Strolling through the neighborhood with my wife this weekend when we noticed a smoky smell wafting through the neighborhood. It wasn’t a whiff of barbecue or leftover fireworks from July 4th. It’s firepit season, and that familiar scent is the smell of fall — and friendship.
I sat around a firewood-filled metal ring with some students a few weeks ago and breathed in the goodness. We roasted marshmallows and enjoyed a tasty concoction called a dough-boy, made by wrapping biscuit dough around a stick, cooking it over the fire, then rolling it in butter and cinnamon sugar. Butter, like bacon, makes everything better.
So do friends. Maybe it’s the s’mores talking, but I think strong friendships can be forged over the flames of a fire. C.S. Lewis said it better when he wrote, “Is any pleasure on earth as great as a circle of Christian friends by a fire?”
As we bask in the digital glow of our devices and connect around the world with some social app or another, I’d like to point out that something as primitive as a fire is still a hot way to build actual relationships.
Stoke up the pages of scripture and you’ll find some relational embers that remain to this day. Charcoal embers, to be precise. In the gospel of John, a charcoal fire burned in the background when Jesus forged friendship with one of His followers.
As Christ was on trial for his life, the disciple Peter warmed himself with strangers around a charcoal fire and denied His friendship with Jesus. Three times.
Before we rake Peter over the coals, it’s helpful to remember that we share his struggle. We may pledge our loyalty to God in private but when our allegiance is publicly challenged, we can drop Him faster than a follower on Facebook. We’re fickle that way, especially when it looks like God is getting smoked.
That’s how it must have looked to Peter that night around the fire. Jesus was pummeled, humiliated and seemingly defeated. Why align yourself with someone like that? He’s clearly out of His league. He’s powerless. He’s irrelevant. His fire has gone out. Many people think the same things about Jesus today, and they aren’t afraid to question His followers.
“Do you know this guy?”
“Who, me? Never heard of Him.”
The story of the Savior doesn’t end by that fire; the flame of His faithfulness isn’t extinguished by our failures.
A few weeks after Jesus was raised from death, He appeared to His disciples. Burning on the beach where they gathered was another charcoal fire. With flames crackling in the background and smoke drifting through the air, Jesus sparked a conversation with Peter, and this disciple faced the reality of mending fences with the man He denied three times. Awk-ward.
But Christ didn’t hold Peter’s failures against Him. Instead, Jesus tempered Peter’s devotion with a strong, inquiring flame, “Simon, son of John, do you love me?”
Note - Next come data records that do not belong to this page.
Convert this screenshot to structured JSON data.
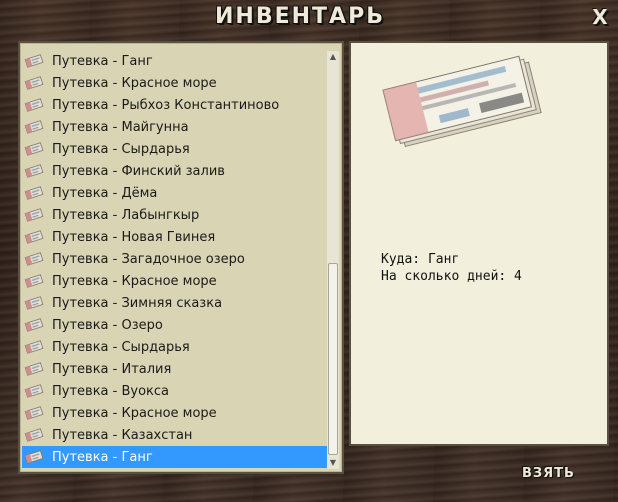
{
  "window": {
    "title": "ИНВЕНТАРЬ",
    "close_label": "X"
  },
  "inventory": {
    "items": [
      {
        "label": "Путевка - Ганг",
        "icon": "ticket-icon"
      },
      {
        "label": "Путевка - Красное море",
        "icon": "ticket-icon"
      },
      {
        "label": "Путевка - Рыбхоз Константиново",
        "icon": "ticket-icon"
      },
      {
        "label": "Путевка - Майгунна",
        "icon": "ticket-icon"
      },
      {
        "label": "Путевка - Сырдарья",
        "icon": "ticket-icon"
      },
      {
        "label": "Путевка - Финский залив",
        "icon": "ticket-icon"
      },
      {
        "label": "Путевка - Дёма",
        "icon": "ticket-icon"
      },
      {
        "label": "Путевка - Лабынгкыр",
        "icon": "ticket-icon"
      },
      {
        "label": "Путевка - Новая Гвинея",
        "icon": "ticket-icon"
      },
      {
        "label": "Путевка - Загадочное озеро",
        "icon": "ticket-icon"
      },
      {
        "label": "Путевка - Красное море",
        "icon": "ticket-icon"
      },
      {
        "label": "Путевка - Зимняя сказка",
        "icon": "ticket-icon"
      },
      {
        "label": "Путевка - Озеро",
        "icon": "ticket-icon"
      },
      {
        "label": "Путевка - Сырдарья",
        "icon": "ticket-icon"
      },
      {
        "label": "Путевка - Италия",
        "icon": "ticket-icon"
      },
      {
        "label": "Путевка - Вуокса",
        "icon": "ticket-icon"
      },
      {
        "label": "Путевка - Красное море",
        "icon": "ticket-icon"
      },
      {
        "label": "Путевка - Казахстан",
        "icon": "ticket-icon"
      },
      {
        "label": "Путевка - Ганг",
        "icon": "ticket-icon"
      }
    ],
    "selected_index": 18
  },
  "detail": {
    "destination_line": "Куда: Ганг",
    "days_line": "На сколько дней: 4"
  },
  "actions": {
    "take_label": "ВЗЯТЬ"
  },
  "colors": {
    "selection": "#3399ff",
    "list_bg": "#d9d4b3",
    "detail_bg": "#f2f0dd"
  }
}
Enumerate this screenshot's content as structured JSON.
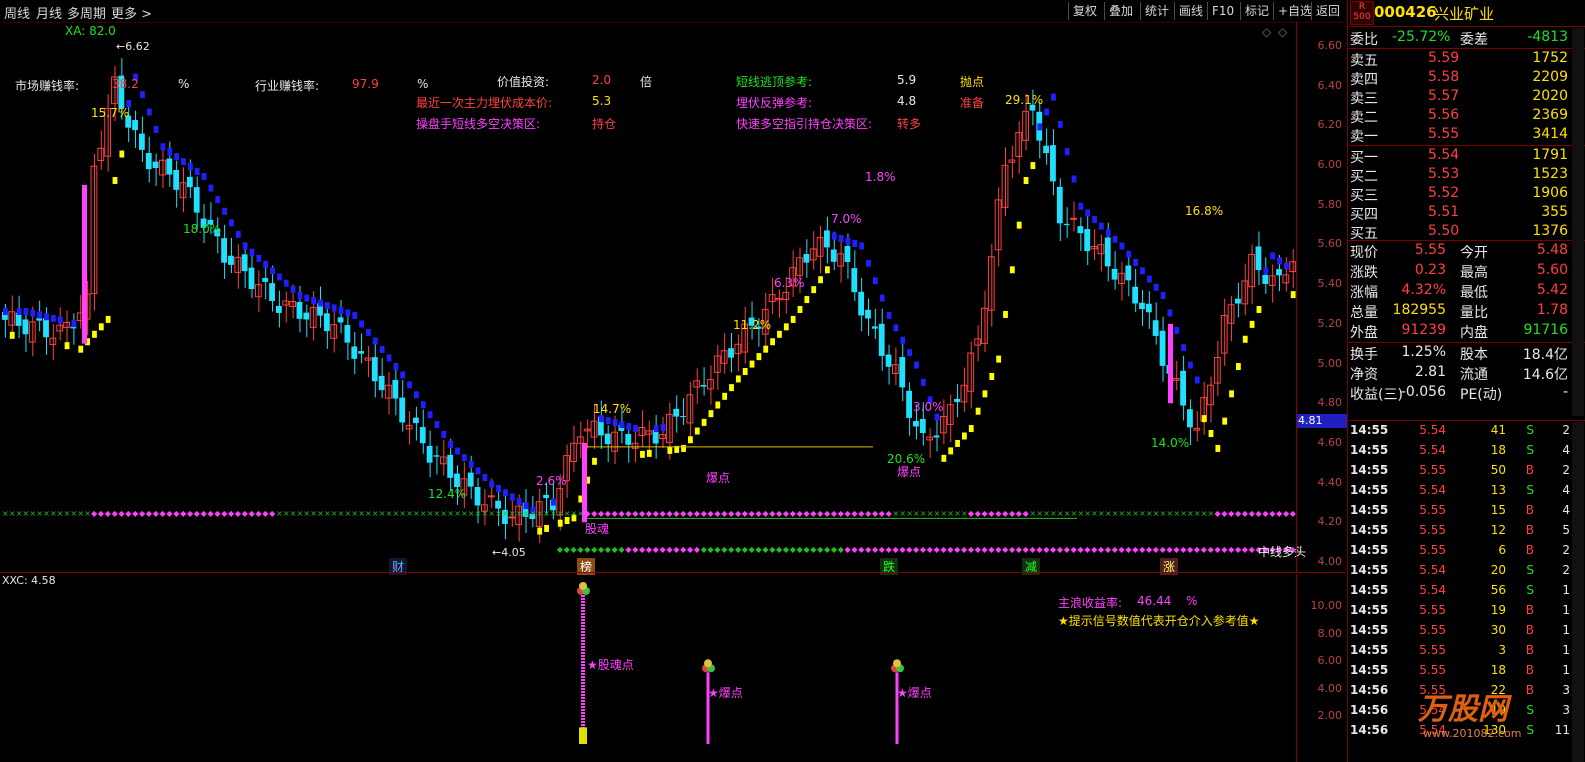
{
  "menu": {
    "items": [
      "周线",
      "月线",
      "多周期",
      "更多 >"
    ],
    "tools": [
      "复权",
      "叠加",
      "统计",
      "画线",
      "F10",
      "标记",
      "+自选",
      "返回"
    ]
  },
  "main": {
    "indicator_label": "XA: 82.0",
    "high_marker": "6.62",
    "low_marker": "4.05",
    "current_price_tag": "4.81",
    "right_label": "中线多头",
    "info": {
      "market_rate_label": "市场赚钱率:",
      "market_rate_value": "38.2",
      "pct1": "%",
      "industry_rate_label": "行业赚钱率:",
      "industry_rate_value": "97.9",
      "pct2": "%",
      "value_invest_label": "价值投资:",
      "value_invest_value": "2.0",
      "times": "倍",
      "cost_label": "最近一次主力埋伏成本价:",
      "cost_value": "5.3",
      "decision_label": "操盘手短线多空决策区:",
      "decision_value": "持仓",
      "escape_label": "短线逃顶参考:",
      "escape_value": "5.9",
      "escape_tag": "抛点",
      "rebound_label": "埋伏反弹参考:",
      "rebound_value": "4.8",
      "rebound_tag": "准备",
      "fast_label": "快速多空指引持仓决策区:",
      "fast_value": "转多"
    },
    "annotations": [
      "15.7%",
      "18.0%",
      "12.4%",
      "2.6%",
      "14.7%",
      "11.2%",
      "6.3%",
      "7.0%",
      "1.8%",
      "3.0%",
      "20.6%",
      "29.1%",
      "16.8%",
      "14.0%"
    ],
    "signal_labels": [
      "股魂",
      "爆点",
      "爆点"
    ],
    "bottom_tags": [
      "财",
      "榜",
      "跌",
      "减",
      "涨"
    ],
    "y_axis": [
      "6.60",
      "6.40",
      "6.20",
      "6.00",
      "5.80",
      "5.60",
      "5.40",
      "5.20",
      "5.00",
      "4.80",
      "4.60",
      "4.40",
      "4.20",
      "4.00"
    ]
  },
  "sub": {
    "indicator_label": "XXC: 4.58",
    "yield_label": "主浪收益率:",
    "yield_value": "46.44",
    "yield_pct": "%",
    "hint": "★提示信号数值代表开仓介入参考值★",
    "signals": [
      "★股魂点",
      "★爆点",
      "★爆点"
    ],
    "y_axis": [
      "10.00",
      "8.00",
      "6.00",
      "4.00",
      "2.00"
    ]
  },
  "quote": {
    "code": "000426",
    "name": "兴业矿业",
    "badge_top": "R",
    "badge_bottom": "500",
    "weibi_label": "委比",
    "weibi_value": "-25.72%",
    "weicha_label": "委差",
    "weicha_value": "-4813",
    "asks": [
      {
        "label": "卖五",
        "price": "5.59",
        "vol": "1752"
      },
      {
        "label": "卖四",
        "price": "5.58",
        "vol": "2209"
      },
      {
        "label": "卖三",
        "price": "5.57",
        "vol": "2020"
      },
      {
        "label": "卖二",
        "price": "5.56",
        "vol": "2369"
      },
      {
        "label": "卖一",
        "price": "5.55",
        "vol": "3414"
      }
    ],
    "bids": [
      {
        "label": "买一",
        "price": "5.54",
        "vol": "1791"
      },
      {
        "label": "买二",
        "price": "5.53",
        "vol": "1523"
      },
      {
        "label": "买三",
        "price": "5.52",
        "vol": "1906"
      },
      {
        "label": "买四",
        "price": "5.51",
        "vol": "355"
      },
      {
        "label": "买五",
        "price": "5.50",
        "vol": "1376"
      }
    ],
    "stats": [
      {
        "l1": "现价",
        "v1": "5.55",
        "l2": "今开",
        "v2": "5.48",
        "c1": "red",
        "c2": "red"
      },
      {
        "l1": "涨跌",
        "v1": "0.23",
        "l2": "最高",
        "v2": "5.60",
        "c1": "red",
        "c2": "red"
      },
      {
        "l1": "涨幅",
        "v1": "4.32%",
        "l2": "最低",
        "v2": "5.42",
        "c1": "red",
        "c2": "red"
      },
      {
        "l1": "总量",
        "v1": "182955",
        "l2": "量比",
        "v2": "1.78",
        "c1": "yellow",
        "c2": "red"
      },
      {
        "l1": "外盘",
        "v1": "91239",
        "l2": "内盘",
        "v2": "91716",
        "c1": "red",
        "c2": "green"
      }
    ],
    "fin": [
      {
        "l1": "换手",
        "v1": "1.25%",
        "l2": "股本",
        "v2": "18.4亿"
      },
      {
        "l1": "净资",
        "v1": "2.81",
        "l2": "流通",
        "v2": "14.6亿"
      },
      {
        "l1": "收益(三)",
        "v1": "-0.056",
        "l2": "PE(动)",
        "v2": "-"
      }
    ],
    "ticks": [
      {
        "t": "14:55",
        "p": "5.54",
        "v": "41",
        "s": "S",
        "n": "2"
      },
      {
        "t": "14:55",
        "p": "5.54",
        "v": "18",
        "s": "S",
        "n": "4"
      },
      {
        "t": "14:55",
        "p": "5.55",
        "v": "50",
        "s": "B",
        "n": "2"
      },
      {
        "t": "14:55",
        "p": "5.54",
        "v": "13",
        "s": "S",
        "n": "4"
      },
      {
        "t": "14:55",
        "p": "5.55",
        "v": "15",
        "s": "B",
        "n": "4"
      },
      {
        "t": "14:55",
        "p": "5.55",
        "v": "12",
        "s": "B",
        "n": "5"
      },
      {
        "t": "14:55",
        "p": "5.55",
        "v": "6",
        "s": "B",
        "n": "2"
      },
      {
        "t": "14:55",
        "p": "5.54",
        "v": "20",
        "s": "S",
        "n": "2"
      },
      {
        "t": "14:55",
        "p": "5.54",
        "v": "56",
        "s": "S",
        "n": "1"
      },
      {
        "t": "14:55",
        "p": "5.55",
        "v": "19",
        "s": "B",
        "n": "1"
      },
      {
        "t": "14:55",
        "p": "5.55",
        "v": "30",
        "s": "B",
        "n": "1"
      },
      {
        "t": "14:55",
        "p": "5.55",
        "v": "3",
        "s": "B",
        "n": "1"
      },
      {
        "t": "14:55",
        "p": "5.55",
        "v": "18",
        "s": "B",
        "n": "1"
      },
      {
        "t": "14:56",
        "p": "5.55",
        "v": "22",
        "s": "B",
        "n": "3"
      },
      {
        "t": "14:56",
        "p": "5.54",
        "v": "19",
        "s": "S",
        "n": "3"
      },
      {
        "t": "14:56",
        "p": "5.54",
        "v": "130",
        "s": "S",
        "n": "11"
      }
    ],
    "watermark": "万股网",
    "watermark_url": "www.201082.com"
  },
  "colors": {
    "up": "#ff4040",
    "down": "#20e0ff",
    "bull": "#ffff00",
    "bear": "#2020ff"
  }
}
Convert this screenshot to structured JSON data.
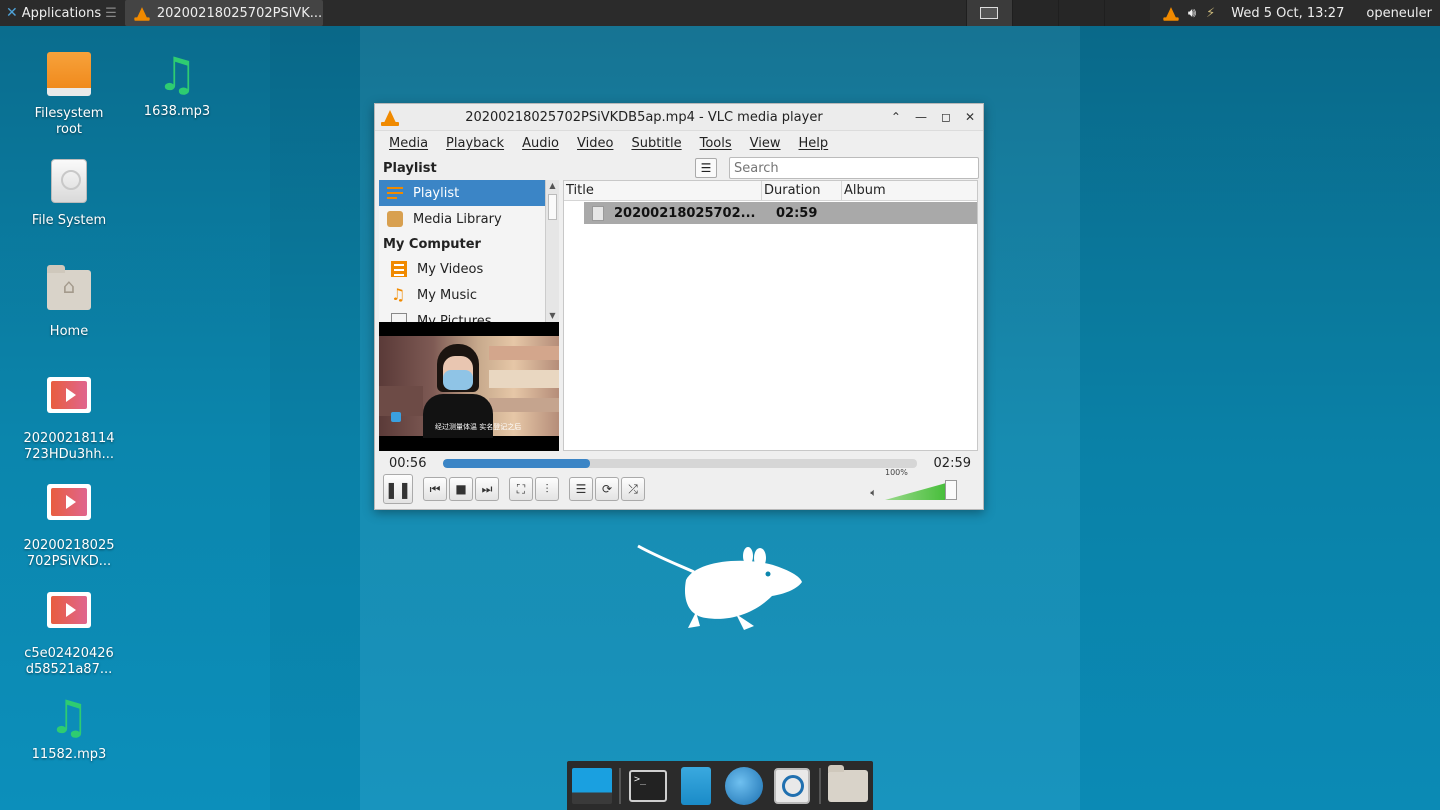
{
  "top_panel": {
    "applications_label": "Applications",
    "task_title": "20200218025702PSiVK...",
    "clock": "Wed   5 Oct, 13:27",
    "user": "openeuler"
  },
  "desktop": {
    "icons": [
      {
        "label": "Filesystem\nroot",
        "icon": "drive-icon"
      },
      {
        "label": "1638.mp3",
        "icon": "music-icon"
      },
      {
        "label": "File System",
        "icon": "disk-icon"
      },
      {
        "label": "Home",
        "icon": "home-folder-icon"
      },
      {
        "label": "20200218114\n723HDu3hh...",
        "icon": "video-file-icon"
      },
      {
        "label": "20200218025\n702PSiVKD...",
        "icon": "video-file-icon"
      },
      {
        "label": "c5e02420426\nd58521a87...",
        "icon": "video-file-icon"
      },
      {
        "label": "11582.mp3",
        "icon": "music-icon"
      }
    ]
  },
  "vlc": {
    "title": "20200218025702PSiVKDB5ap.mp4 - VLC media player",
    "menu": [
      "Media",
      "Playback",
      "Audio",
      "Video",
      "Subtitle",
      "Tools",
      "View",
      "Help"
    ],
    "playlist_header": "Playlist",
    "search_placeholder": "Search",
    "sidebar": {
      "items": [
        "Playlist",
        "Media Library"
      ],
      "section": "My Computer",
      "sub_items": [
        "My Videos",
        "My Music",
        "My Pictures"
      ]
    },
    "thumb_subtitle": "经过测量体温 实名登记之后",
    "columns": [
      "Title",
      "Duration",
      "Album"
    ],
    "rows": [
      {
        "title": "20200218025702...",
        "duration": "02:59",
        "album": ""
      }
    ],
    "time_current": "00:56",
    "time_total": "02:59",
    "progress": 0.31,
    "volume_label": "100%",
    "volume": 1.0
  },
  "colors": {
    "accent": "#3b85c6",
    "vlc_orange": "#f08a00"
  }
}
Three times Jesus asked. Three times Peter answered, “Lord, you know I love you.” (John 21:15-17)
There around that fire, with memories of failure filling the air, Jesus restored His relationship with one who had disowned Him.
That’s what Jesus does. He reaches out to people who have denied, doubted, and double-crossed Him and gives us another chance. Wherever you are in relation to Christ, you aren’t so far that He won’t sit down at the fire and offer His friendship.
— Gregg Madsen is the Lead Pastor of Steadfast Gretna. Reach him at firstname.lastname@example.org.